Entries shown:
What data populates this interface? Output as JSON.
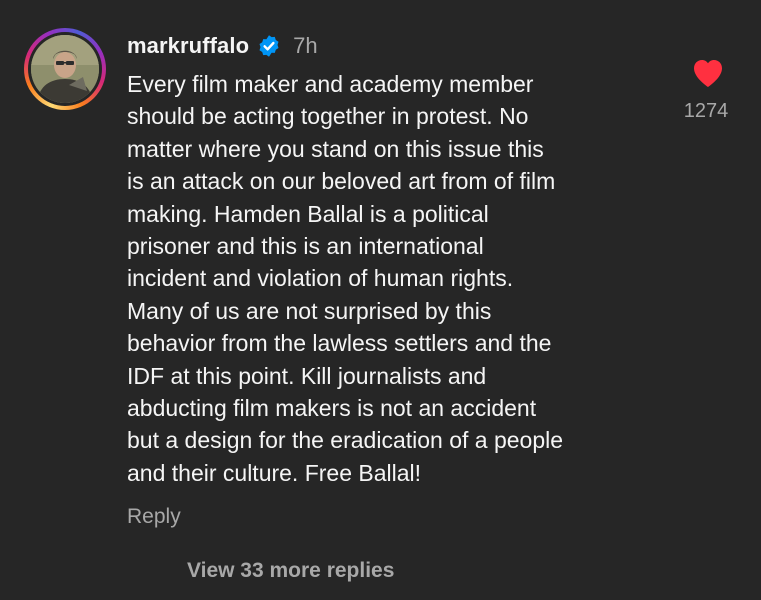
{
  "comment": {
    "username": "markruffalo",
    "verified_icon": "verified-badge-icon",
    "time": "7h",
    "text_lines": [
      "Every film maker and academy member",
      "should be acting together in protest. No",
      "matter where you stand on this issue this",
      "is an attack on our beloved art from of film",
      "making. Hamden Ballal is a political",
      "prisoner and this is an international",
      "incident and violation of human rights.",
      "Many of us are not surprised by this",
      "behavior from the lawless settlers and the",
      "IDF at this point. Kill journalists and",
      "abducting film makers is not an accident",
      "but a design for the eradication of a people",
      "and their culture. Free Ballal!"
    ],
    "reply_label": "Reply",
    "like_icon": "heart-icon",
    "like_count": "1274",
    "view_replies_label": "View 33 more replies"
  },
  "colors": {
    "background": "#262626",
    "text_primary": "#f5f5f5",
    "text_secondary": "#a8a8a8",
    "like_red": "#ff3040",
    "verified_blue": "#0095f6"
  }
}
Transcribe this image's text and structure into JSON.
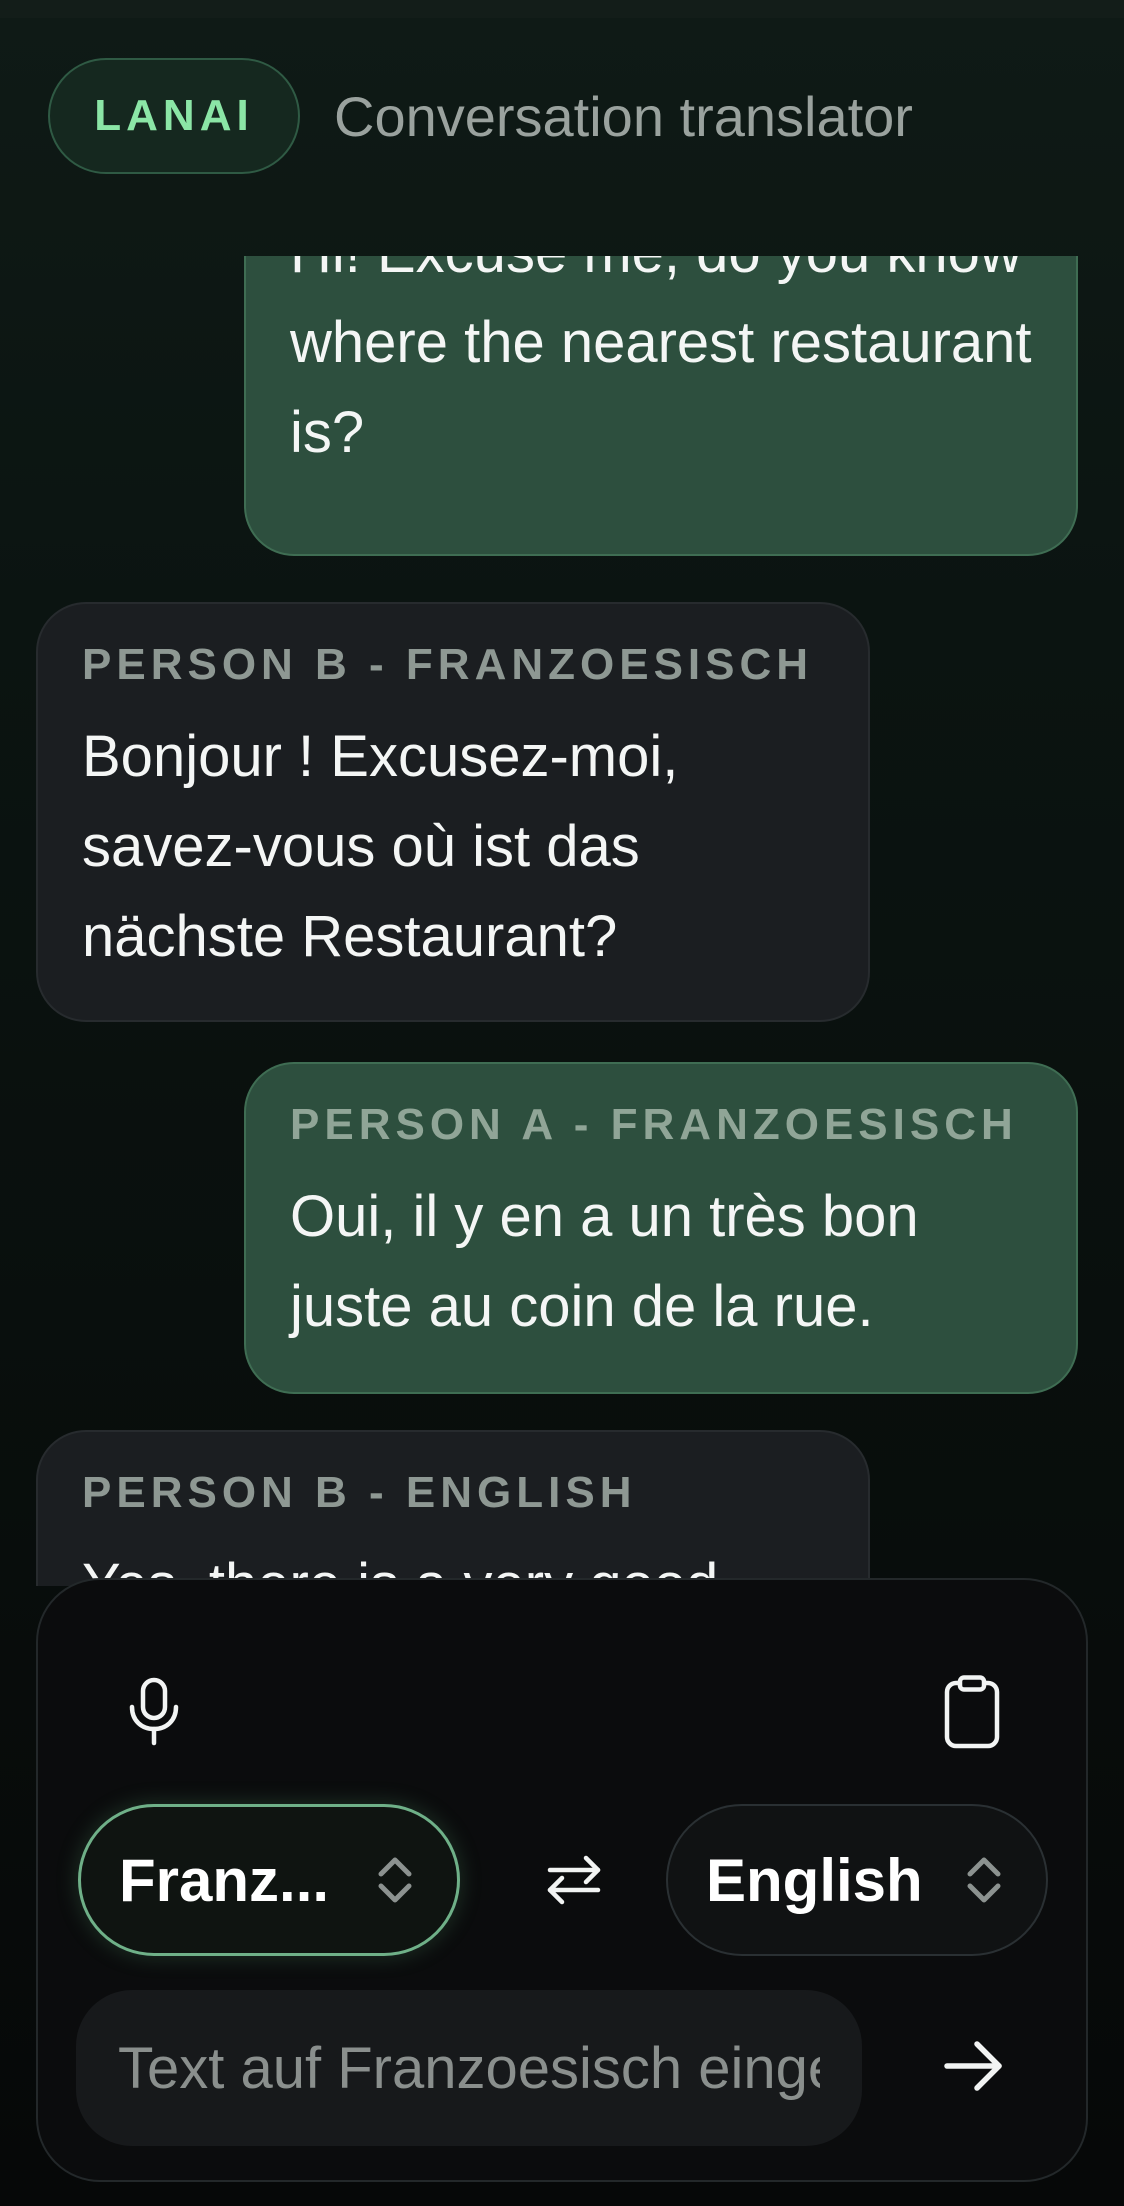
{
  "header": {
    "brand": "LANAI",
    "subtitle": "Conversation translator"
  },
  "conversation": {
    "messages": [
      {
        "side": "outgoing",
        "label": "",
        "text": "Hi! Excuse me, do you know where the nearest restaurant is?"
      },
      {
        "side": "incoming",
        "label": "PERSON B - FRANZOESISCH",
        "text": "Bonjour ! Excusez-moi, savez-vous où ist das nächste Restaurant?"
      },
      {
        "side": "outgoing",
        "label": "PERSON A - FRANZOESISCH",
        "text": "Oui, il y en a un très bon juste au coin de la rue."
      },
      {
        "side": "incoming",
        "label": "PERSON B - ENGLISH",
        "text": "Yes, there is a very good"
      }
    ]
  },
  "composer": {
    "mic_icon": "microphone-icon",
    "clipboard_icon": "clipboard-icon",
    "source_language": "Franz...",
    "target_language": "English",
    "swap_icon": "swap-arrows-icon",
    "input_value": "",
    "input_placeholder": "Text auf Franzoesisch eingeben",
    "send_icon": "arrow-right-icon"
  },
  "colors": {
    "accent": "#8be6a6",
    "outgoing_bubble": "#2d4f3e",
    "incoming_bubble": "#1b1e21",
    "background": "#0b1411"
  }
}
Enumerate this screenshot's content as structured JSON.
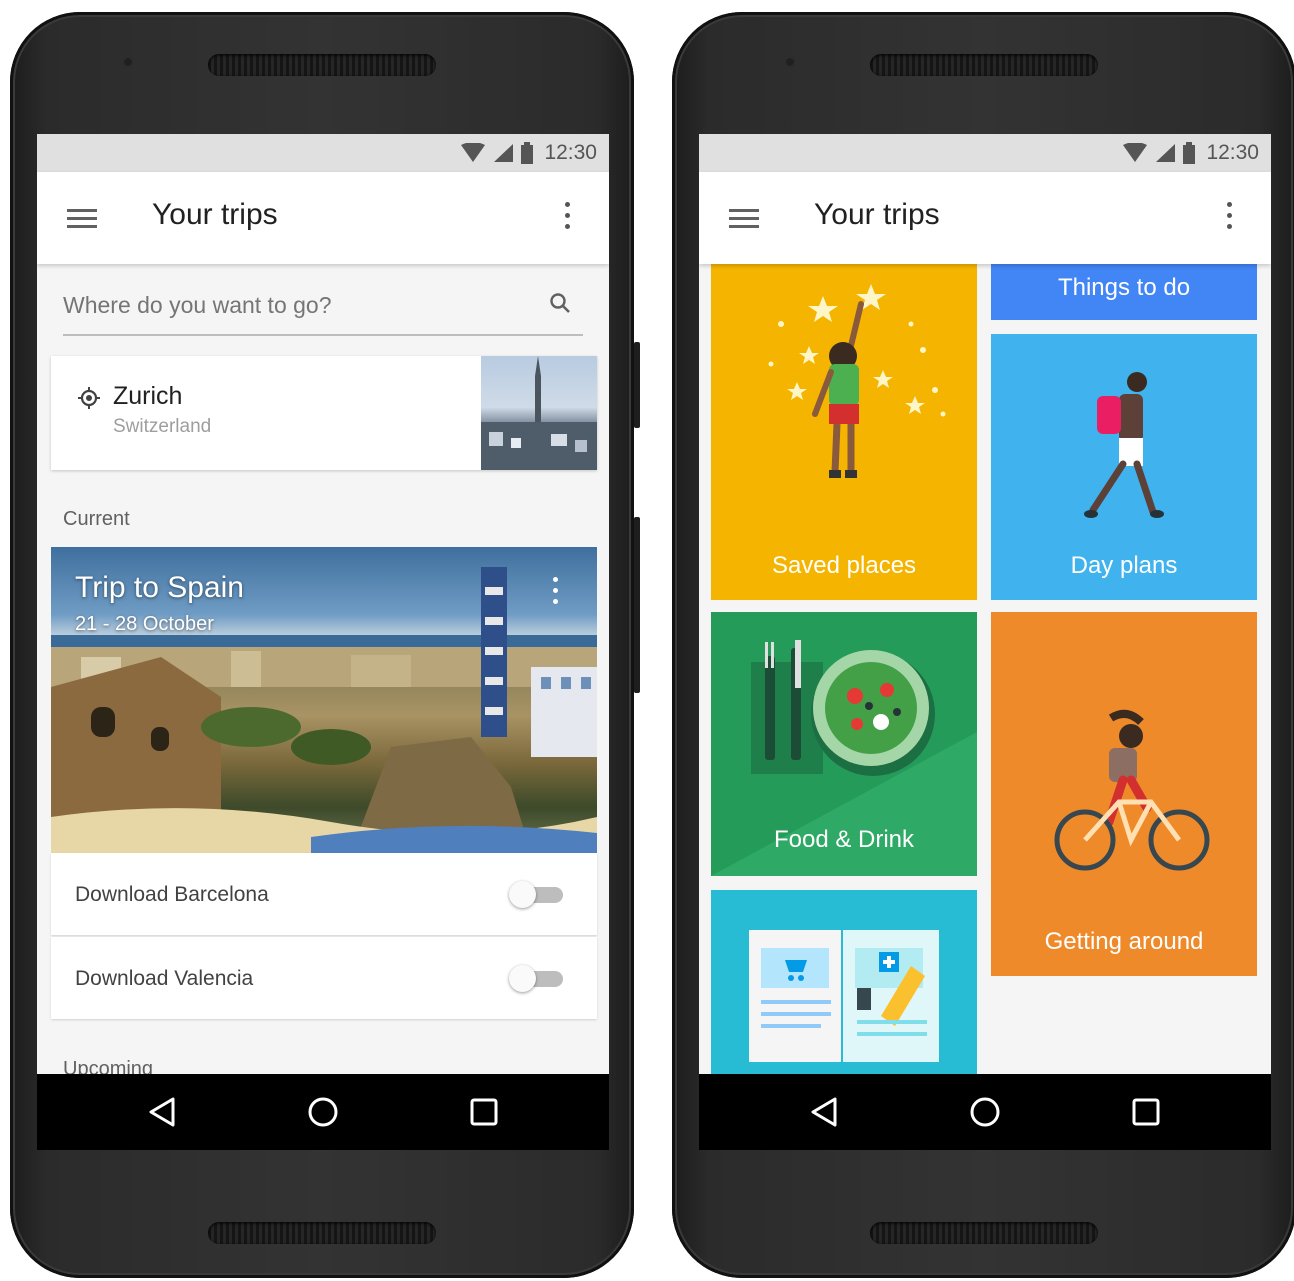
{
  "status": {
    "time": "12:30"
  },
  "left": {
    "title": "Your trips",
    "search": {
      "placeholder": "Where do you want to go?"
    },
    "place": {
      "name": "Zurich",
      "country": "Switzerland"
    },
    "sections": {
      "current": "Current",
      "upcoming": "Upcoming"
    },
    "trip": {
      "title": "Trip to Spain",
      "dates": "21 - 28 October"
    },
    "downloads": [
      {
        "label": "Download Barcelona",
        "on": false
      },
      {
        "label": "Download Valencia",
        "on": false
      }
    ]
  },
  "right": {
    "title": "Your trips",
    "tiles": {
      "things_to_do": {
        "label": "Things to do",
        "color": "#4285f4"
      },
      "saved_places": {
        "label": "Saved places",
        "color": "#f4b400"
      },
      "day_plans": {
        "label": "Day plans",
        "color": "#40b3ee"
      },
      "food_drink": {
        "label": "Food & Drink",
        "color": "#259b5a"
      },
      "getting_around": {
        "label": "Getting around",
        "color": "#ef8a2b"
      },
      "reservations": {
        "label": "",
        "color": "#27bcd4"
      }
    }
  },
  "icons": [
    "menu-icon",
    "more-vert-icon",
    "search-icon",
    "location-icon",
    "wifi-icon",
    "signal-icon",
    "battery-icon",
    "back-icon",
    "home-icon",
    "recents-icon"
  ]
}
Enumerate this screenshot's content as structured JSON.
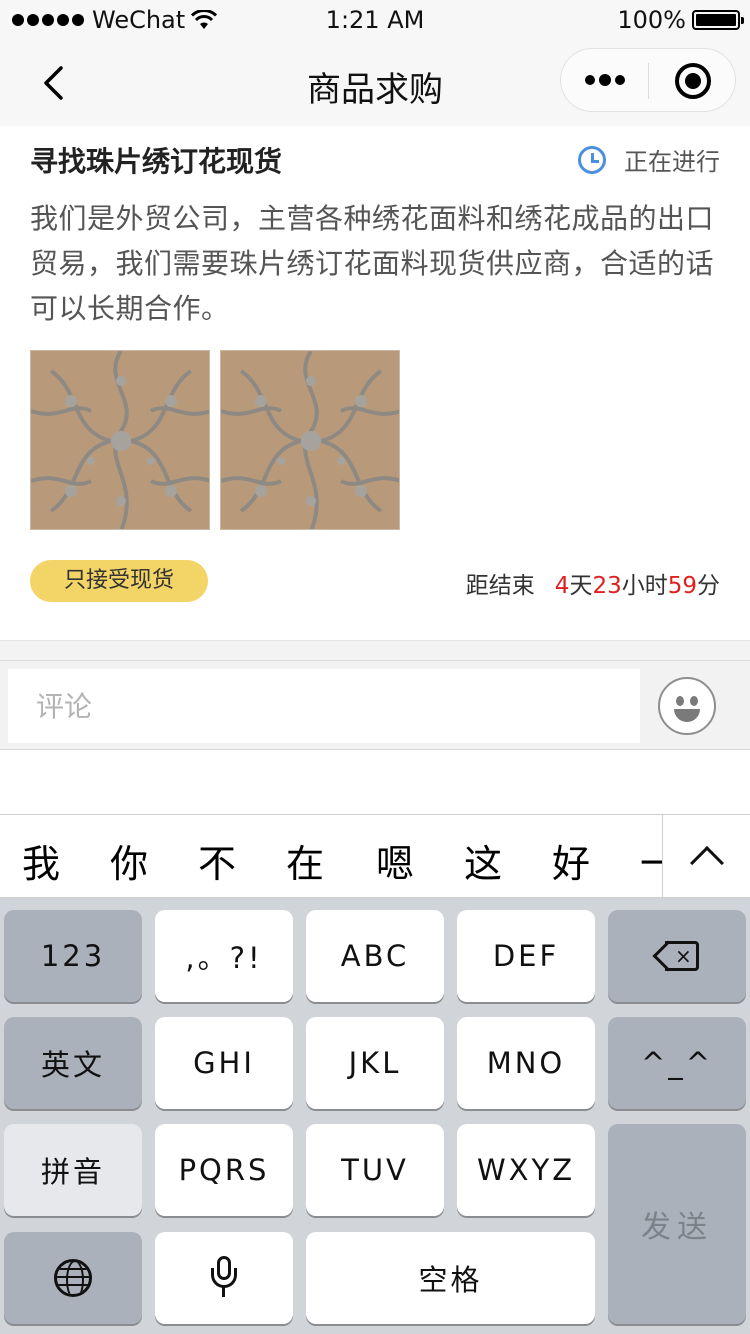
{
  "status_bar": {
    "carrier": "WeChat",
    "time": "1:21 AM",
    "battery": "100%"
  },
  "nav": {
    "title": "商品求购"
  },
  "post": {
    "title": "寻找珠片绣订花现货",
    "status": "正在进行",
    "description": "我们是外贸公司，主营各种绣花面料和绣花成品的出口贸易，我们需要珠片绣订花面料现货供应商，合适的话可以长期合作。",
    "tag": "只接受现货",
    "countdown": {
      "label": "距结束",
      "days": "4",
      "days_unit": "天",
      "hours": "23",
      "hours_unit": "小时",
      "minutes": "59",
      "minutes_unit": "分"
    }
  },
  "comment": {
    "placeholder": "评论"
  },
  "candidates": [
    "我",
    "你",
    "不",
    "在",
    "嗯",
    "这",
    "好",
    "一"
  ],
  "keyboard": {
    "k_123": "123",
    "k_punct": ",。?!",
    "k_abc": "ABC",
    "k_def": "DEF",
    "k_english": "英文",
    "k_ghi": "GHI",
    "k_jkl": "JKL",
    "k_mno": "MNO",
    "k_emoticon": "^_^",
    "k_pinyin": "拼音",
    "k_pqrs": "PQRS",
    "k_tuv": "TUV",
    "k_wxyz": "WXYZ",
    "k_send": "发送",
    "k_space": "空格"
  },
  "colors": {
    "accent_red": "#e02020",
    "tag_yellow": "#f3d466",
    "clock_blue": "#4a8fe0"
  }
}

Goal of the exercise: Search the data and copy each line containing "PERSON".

Written response:
        "label": "PERSON B - FRANZOESISCH",
        "label": "PERSON A - FRANZOESISCH",
        "label": "PERSON B - ENGLISH",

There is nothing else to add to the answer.